Larry King Live


In Thursday's interview with host Angelo Cataldi, the Democrat from Illinois responded to a question about the speech on race he delivered earlier in the week at the National Constitution Center.

In the speech, Obama said his white grandmother "once confessed her fear of black men who passed by her on the street." He also said she "on more than one occasion has uttered racial or ethnic stereotypes that made me cringe."

"The point I was making was not that my grandmother harbors any racial animosity," Obama said on WIP. "She doesn't. But she is a typical white person who, if she sees somebody on the street that she doesn't know, there's a reaction that's been bred into our experiences that don't go away, and that sometimes comes out in the wrong way, and that's just the nature of race in our society."

Cataldi did no follow-up on Obama's choice of words and went on to other topics in the five-minute conversation. The conversation was quickly written about online (


) and soon was offered as a podcast at



Then the reactions started.

"We doubt this story will have legs, but wonder if Hillary Clinton referred to a 'typical black person,' would we ever hear the end of it?" Dan Gross of the Philadelphia Daily News wrote on his PhillyGossip blog.

"Seriously, Barack Obama basically called all white people racist. ... Is this guy kidding?" wrote Taylor Marsh on the Huffington Post in midafternoon.

WIP host Howard Eskin, known for having strong opinions, said during his 3 p.m. show that he was offended by the remark, at one point repeatedly asking a caller who had identified himself as African American if he was "a typical black person."

"Obama 'Typical White Person' Racist Interview" was a headline on an excerpt posted on YouTube.

On Thursday night, Larry King referred to the comments on WIP during an interview with Obama: "You called her today 'a typical white person,' meaning what, Senator?"

"Well, what I meant really was that some of the fears of street crime and some of the stereotypes that go along with that were responses that I think many people feel," Obama replied. "She's not extraordinary in that regard.

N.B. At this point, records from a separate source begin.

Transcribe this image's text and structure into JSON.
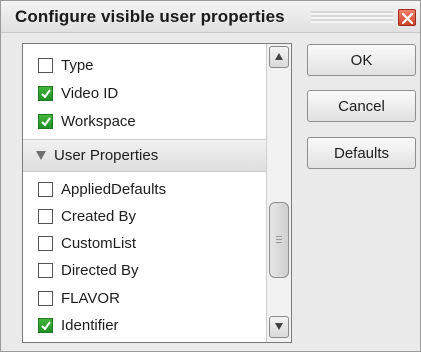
{
  "window": {
    "title": "Configure visible user properties",
    "close_icon": "close-icon"
  },
  "list": {
    "top_items": [
      {
        "label": "Type",
        "checked": false
      },
      {
        "label": "Video ID",
        "checked": true
      },
      {
        "label": "Workspace",
        "checked": true
      }
    ],
    "group": {
      "label": "User Properties",
      "expanded": true
    },
    "group_items": [
      {
        "label": "AppliedDefaults",
        "checked": false
      },
      {
        "label": "Created By",
        "checked": false
      },
      {
        "label": "CustomList",
        "checked": false
      },
      {
        "label": "Directed By",
        "checked": false
      },
      {
        "label": "FLAVOR",
        "checked": false
      },
      {
        "label": "Identifier",
        "checked": true
      }
    ]
  },
  "buttons": {
    "ok": "OK",
    "cancel": "Cancel",
    "defaults": "Defaults"
  },
  "colors": {
    "check_green": "#2fa435",
    "close_red": "#d3402a"
  }
}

She is somebody that I love as much as anybody. I mean, she has literally helped to raise me. But those are fears that are embedded in our culture, and embedded in our society, and even within our own families, even within a family like mine that is diverse."

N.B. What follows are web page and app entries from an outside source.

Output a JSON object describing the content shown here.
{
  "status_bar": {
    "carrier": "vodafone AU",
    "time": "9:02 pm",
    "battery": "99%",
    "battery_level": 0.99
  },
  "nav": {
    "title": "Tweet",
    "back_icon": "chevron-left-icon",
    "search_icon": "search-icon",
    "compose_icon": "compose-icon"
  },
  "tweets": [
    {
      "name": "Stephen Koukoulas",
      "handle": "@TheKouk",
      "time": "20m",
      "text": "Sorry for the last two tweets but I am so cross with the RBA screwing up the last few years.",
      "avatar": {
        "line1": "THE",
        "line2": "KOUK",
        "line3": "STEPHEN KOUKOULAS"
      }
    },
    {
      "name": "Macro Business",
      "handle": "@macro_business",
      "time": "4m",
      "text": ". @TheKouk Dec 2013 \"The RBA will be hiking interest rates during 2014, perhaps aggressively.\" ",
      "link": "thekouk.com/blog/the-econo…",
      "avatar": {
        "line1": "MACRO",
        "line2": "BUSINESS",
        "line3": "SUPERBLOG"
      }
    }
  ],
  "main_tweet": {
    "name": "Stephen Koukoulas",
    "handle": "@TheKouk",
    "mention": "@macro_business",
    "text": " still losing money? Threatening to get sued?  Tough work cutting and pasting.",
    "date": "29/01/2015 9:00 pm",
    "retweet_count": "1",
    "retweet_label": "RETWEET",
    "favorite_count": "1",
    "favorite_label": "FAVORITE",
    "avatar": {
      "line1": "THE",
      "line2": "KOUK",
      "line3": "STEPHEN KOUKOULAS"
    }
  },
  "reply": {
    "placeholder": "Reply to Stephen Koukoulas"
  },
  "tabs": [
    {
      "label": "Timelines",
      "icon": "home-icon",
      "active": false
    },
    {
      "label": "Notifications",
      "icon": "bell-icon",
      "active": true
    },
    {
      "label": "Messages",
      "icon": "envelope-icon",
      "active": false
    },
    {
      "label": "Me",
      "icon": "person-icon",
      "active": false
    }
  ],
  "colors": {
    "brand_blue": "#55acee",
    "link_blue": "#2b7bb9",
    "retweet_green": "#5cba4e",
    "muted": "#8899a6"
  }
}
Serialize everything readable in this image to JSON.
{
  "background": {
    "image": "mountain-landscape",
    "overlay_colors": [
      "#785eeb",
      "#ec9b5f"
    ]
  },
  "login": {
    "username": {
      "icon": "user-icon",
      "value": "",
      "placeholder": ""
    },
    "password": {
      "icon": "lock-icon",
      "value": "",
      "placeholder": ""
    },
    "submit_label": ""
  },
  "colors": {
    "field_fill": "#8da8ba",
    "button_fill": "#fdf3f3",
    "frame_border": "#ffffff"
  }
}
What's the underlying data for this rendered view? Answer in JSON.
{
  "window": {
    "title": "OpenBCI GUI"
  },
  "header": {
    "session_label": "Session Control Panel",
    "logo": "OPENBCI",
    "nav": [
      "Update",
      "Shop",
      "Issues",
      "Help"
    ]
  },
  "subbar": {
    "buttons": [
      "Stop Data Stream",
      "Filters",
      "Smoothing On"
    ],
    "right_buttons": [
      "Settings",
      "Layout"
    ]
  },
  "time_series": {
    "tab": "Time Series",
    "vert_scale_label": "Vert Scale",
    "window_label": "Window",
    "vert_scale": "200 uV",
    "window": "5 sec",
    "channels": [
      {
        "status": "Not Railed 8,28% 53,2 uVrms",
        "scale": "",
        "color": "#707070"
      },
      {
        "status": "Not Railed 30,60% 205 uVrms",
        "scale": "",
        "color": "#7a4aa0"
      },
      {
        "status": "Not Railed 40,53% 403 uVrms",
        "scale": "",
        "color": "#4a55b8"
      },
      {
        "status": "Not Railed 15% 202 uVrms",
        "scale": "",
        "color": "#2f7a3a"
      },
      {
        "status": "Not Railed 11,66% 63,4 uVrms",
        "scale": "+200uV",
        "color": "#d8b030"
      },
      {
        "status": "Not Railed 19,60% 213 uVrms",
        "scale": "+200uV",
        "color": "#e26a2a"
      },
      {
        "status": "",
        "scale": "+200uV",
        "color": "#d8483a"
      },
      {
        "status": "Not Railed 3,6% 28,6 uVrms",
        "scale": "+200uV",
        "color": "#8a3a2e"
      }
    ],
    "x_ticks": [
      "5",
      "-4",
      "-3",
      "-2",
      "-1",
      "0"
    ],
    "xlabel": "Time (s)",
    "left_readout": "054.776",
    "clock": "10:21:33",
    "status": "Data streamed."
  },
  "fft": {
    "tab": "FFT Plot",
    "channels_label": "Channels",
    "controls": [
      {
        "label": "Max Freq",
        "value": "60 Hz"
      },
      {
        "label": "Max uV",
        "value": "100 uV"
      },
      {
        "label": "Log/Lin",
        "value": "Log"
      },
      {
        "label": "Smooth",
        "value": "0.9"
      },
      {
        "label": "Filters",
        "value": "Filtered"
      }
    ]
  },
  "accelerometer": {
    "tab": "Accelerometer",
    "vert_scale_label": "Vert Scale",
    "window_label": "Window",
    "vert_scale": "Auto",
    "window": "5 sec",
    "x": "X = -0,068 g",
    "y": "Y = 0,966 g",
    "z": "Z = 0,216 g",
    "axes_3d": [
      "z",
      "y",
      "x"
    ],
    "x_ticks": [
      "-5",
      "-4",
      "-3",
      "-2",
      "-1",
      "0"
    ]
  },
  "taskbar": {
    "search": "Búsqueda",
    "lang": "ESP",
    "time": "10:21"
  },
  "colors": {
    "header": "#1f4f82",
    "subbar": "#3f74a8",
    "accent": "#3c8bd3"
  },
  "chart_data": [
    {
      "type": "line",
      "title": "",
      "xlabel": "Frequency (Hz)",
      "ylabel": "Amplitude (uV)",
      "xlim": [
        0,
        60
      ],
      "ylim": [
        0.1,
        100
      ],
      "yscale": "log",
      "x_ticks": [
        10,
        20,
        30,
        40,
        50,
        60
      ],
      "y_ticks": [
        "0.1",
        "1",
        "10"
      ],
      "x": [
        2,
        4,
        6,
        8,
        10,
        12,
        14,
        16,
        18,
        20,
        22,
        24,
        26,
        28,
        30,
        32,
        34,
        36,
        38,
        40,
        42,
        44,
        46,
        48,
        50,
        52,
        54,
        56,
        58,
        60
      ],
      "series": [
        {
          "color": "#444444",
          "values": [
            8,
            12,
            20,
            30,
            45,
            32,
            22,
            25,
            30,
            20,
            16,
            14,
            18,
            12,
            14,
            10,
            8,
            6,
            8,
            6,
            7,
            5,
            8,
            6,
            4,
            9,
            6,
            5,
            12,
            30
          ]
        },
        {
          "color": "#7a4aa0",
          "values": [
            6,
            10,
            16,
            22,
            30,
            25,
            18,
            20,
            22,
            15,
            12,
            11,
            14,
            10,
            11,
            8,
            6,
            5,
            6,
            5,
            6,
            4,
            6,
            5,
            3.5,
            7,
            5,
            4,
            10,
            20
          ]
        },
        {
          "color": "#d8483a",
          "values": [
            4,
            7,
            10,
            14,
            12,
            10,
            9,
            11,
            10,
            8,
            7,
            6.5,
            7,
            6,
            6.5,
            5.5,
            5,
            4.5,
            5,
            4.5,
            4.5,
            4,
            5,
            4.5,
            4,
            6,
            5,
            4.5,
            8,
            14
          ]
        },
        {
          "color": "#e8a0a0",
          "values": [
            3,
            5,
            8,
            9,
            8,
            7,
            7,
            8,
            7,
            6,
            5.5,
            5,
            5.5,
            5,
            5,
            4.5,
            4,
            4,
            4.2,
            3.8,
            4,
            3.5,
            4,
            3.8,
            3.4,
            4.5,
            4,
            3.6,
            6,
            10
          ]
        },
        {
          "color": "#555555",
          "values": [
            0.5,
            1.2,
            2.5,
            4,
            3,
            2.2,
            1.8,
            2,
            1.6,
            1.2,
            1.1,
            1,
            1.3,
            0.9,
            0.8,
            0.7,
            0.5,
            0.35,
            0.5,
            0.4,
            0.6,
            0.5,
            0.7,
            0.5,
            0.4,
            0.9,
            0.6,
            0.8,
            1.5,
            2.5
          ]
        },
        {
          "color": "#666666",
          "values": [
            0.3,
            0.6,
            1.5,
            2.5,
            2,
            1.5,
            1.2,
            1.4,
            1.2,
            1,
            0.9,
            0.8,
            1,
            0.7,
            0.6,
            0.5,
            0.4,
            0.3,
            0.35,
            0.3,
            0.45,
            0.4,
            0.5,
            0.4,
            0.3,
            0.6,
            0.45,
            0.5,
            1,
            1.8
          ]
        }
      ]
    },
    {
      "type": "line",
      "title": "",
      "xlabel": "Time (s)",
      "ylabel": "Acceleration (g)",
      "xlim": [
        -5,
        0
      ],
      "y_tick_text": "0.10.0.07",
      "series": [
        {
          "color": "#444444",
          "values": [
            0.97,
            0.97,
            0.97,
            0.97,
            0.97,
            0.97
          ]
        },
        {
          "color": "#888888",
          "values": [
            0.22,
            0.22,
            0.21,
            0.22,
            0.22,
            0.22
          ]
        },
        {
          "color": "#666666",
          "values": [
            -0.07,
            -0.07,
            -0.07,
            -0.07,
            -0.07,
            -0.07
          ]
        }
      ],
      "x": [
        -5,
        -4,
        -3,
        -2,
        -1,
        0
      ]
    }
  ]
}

Asked whether his campaign might suffer some damage because of the remark, the senator did not directly respond but expressed confidence that Americans could talk honestly about complicated issues and that "if we're not trying to demonize each other, that we can solve problems."

Yesterday morning, Cataldi sounded amused by all the controversy. "Only now do I know he was really just calling to give us his NCAA picks. . . . I'm asking him about his white grandmother and he wanted to talk about UCLA, about Duke against Belmont. What a disaster!"

Then he said his own mother called yesterday to rib him about helping Sen. Hillary Rodham Clinton.

Cohost Al Morganti said that CNN invited him to comment on the air, but that the cable network changed its mind because he thought the subject was "no big deal."